• [Exercise objective]:
Return every record below exactly as written, but leave out the pictures.
[Input for this task]
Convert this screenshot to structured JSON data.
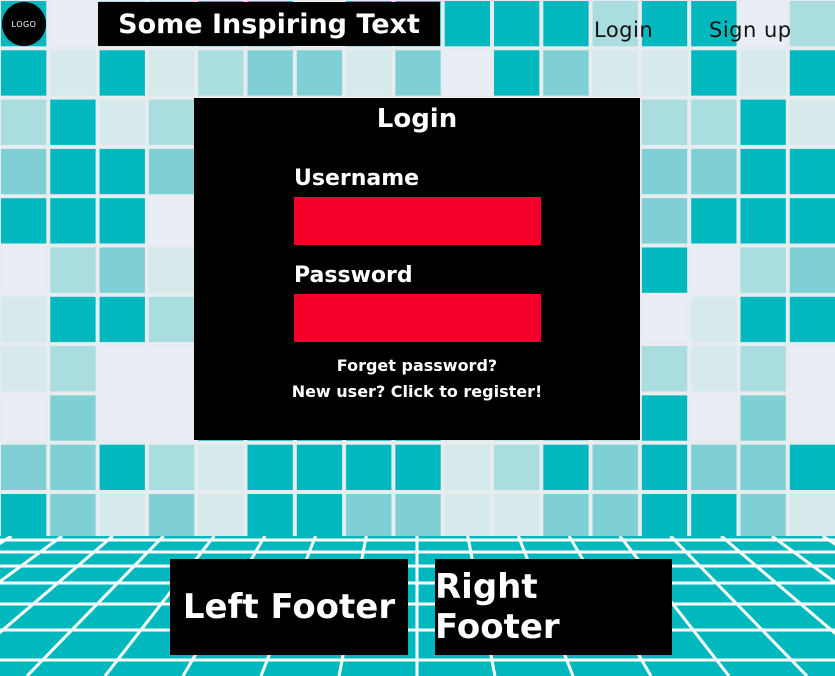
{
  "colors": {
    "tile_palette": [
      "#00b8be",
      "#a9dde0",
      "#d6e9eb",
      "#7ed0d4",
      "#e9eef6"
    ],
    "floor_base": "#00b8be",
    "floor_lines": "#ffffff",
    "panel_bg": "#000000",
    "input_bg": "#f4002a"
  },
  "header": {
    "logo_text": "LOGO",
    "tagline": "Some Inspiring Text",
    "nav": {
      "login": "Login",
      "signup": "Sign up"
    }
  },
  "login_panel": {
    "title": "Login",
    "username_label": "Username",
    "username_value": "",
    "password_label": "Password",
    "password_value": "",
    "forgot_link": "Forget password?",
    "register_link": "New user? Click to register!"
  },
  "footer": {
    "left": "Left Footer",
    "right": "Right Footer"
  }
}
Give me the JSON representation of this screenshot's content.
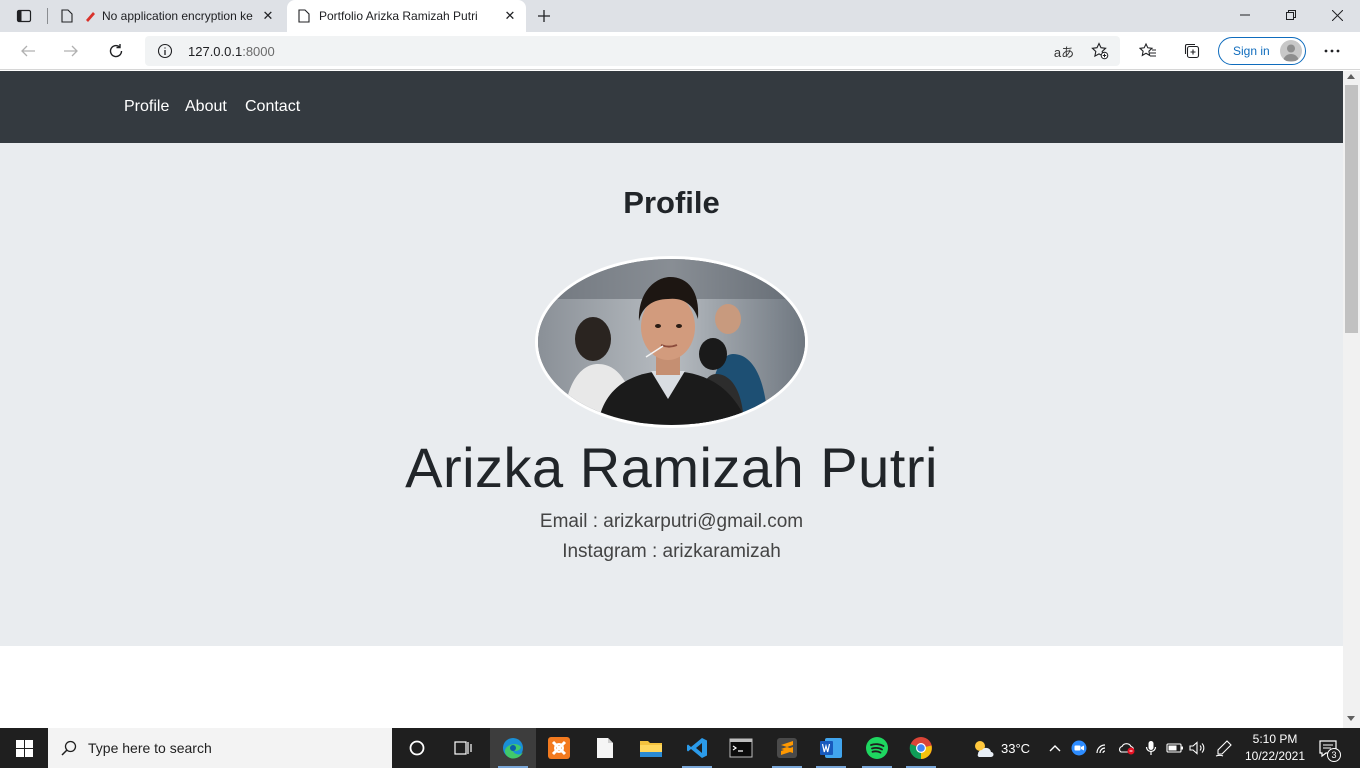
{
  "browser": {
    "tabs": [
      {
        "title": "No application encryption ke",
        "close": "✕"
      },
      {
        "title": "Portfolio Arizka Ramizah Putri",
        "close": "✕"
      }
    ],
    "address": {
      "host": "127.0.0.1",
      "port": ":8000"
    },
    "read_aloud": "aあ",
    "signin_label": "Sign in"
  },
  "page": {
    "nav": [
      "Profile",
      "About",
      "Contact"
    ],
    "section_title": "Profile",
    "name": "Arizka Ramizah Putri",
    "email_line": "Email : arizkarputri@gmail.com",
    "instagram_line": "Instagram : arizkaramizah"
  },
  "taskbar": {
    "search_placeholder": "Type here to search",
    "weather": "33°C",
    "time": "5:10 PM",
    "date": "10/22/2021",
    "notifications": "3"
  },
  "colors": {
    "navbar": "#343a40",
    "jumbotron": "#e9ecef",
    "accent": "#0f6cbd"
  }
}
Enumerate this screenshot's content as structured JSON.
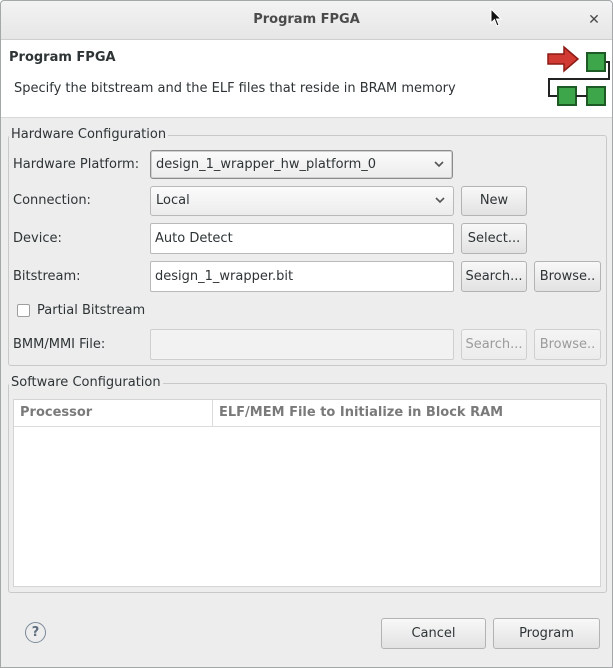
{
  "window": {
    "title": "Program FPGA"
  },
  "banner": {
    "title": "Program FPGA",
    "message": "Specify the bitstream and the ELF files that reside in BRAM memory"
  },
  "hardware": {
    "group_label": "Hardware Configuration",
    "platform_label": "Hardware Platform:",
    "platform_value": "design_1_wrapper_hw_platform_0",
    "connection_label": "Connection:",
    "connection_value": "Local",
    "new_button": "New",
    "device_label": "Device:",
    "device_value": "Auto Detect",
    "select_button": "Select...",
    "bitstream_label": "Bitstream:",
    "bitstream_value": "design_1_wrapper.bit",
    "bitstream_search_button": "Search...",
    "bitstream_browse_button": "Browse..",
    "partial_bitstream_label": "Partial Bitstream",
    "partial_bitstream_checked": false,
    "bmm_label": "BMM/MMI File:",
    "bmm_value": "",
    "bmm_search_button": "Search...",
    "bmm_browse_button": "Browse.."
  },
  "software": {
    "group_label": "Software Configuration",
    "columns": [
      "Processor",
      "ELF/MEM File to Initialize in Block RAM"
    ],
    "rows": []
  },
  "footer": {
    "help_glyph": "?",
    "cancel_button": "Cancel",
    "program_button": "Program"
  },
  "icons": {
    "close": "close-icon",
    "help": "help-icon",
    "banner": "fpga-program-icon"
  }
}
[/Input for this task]
• [Reply to the exercise]:
Convert this screenshot to structured JSON data.
{
  "colors": {
    "tile_palette": [
      "#00b8be",
      "#a9dde0",
      "#d6e9eb",
      "#7ed0d4",
      "#e9eef6"
    ],
    "floor_base": "#00b8be",
    "floor_lines": "#ffffff",
    "panel_bg": "#000000",
    "input_bg": "#f4002a"
  },
  "header": {
    "logo_text": "LOGO",
    "tagline": "Some Inspiring Text",
    "nav": {
      "login": "Login",
      "signup": "Sign up"
    }
  },
  "login_panel": {
    "title": "Login",
    "username_label": "Username",
    "username_value": "",
    "password_label": "Password",
    "password_value": "",
    "forgot_link": "Forget password?",
    "register_link": "New user? Click to register!"
  },
  "footer": {
    "left": "Left Footer",
    "right": "Right Footer"
  }
}
Give me the JSON representation of this screenshot's content.
{
  "browser": {
    "tabs": [
      {
        "title": "No application encryption ke",
        "close": "✕"
      },
      {
        "title": "Portfolio Arizka Ramizah Putri",
        "close": "✕"
      }
    ],
    "address": {
      "host": "127.0.0.1",
      "port": ":8000"
    },
    "read_aloud": "aあ",
    "signin_label": "Sign in"
  },
  "page": {
    "nav": [
      "Profile",
      "About",
      "Contact"
    ],
    "section_title": "Profile",
    "name": "Arizka Ramizah Putri",
    "email_line": "Email : arizkarputri@gmail.com",
    "instagram_line": "Instagram : arizkaramizah"
  },
  "taskbar": {
    "search_placeholder": "Type here to search",
    "weather": "33°C",
    "time": "5:10 PM",
    "date": "10/22/2021",
    "notifications": "3"
  },
  "colors": {
    "navbar": "#343a40",
    "jumbotron": "#e9ecef",
    "accent": "#0f6cbd"
  }
}
Enumerate this screenshot's content as structured JSON.
{
  "window": {
    "title": "Program FPGA"
  },
  "banner": {
    "title": "Program FPGA",
    "message": "Specify the bitstream and the ELF files that reside in BRAM memory"
  },
  "hardware": {
    "group_label": "Hardware Configuration",
    "platform_label": "Hardware Platform:",
    "platform_value": "design_1_wrapper_hw_platform_0",
    "connection_label": "Connection:",
    "connection_value": "Local",
    "new_button": "New",
    "device_label": "Device:",
    "device_value": "Auto Detect",
    "select_button": "Select...",
    "bitstream_label": "Bitstream:",
    "bitstream_value": "design_1_wrapper.bit",
    "bitstream_search_button": "Search...",
    "bitstream_browse_button": "Browse..",
    "partial_bitstream_label": "Partial Bitstream",
    "partial_bitstream_checked": false,
    "bmm_label": "BMM/MMI File:",
    "bmm_value": "",
    "bmm_search_button": "Search...",
    "bmm_browse_button": "Browse.."
  },
  "software": {
    "group_label": "Software Configuration",
    "columns": [
      "Processor",
      "ELF/MEM File to Initialize in Block RAM"
    ],
    "rows": []
  },
  "footer": {
    "help_glyph": "?",
    "cancel_button": "Cancel",
    "program_button": "Program"
  },
  "icons": {
    "close": "close-icon",
    "help": "help-icon",
    "banner": "fpga-program-icon"
  }
}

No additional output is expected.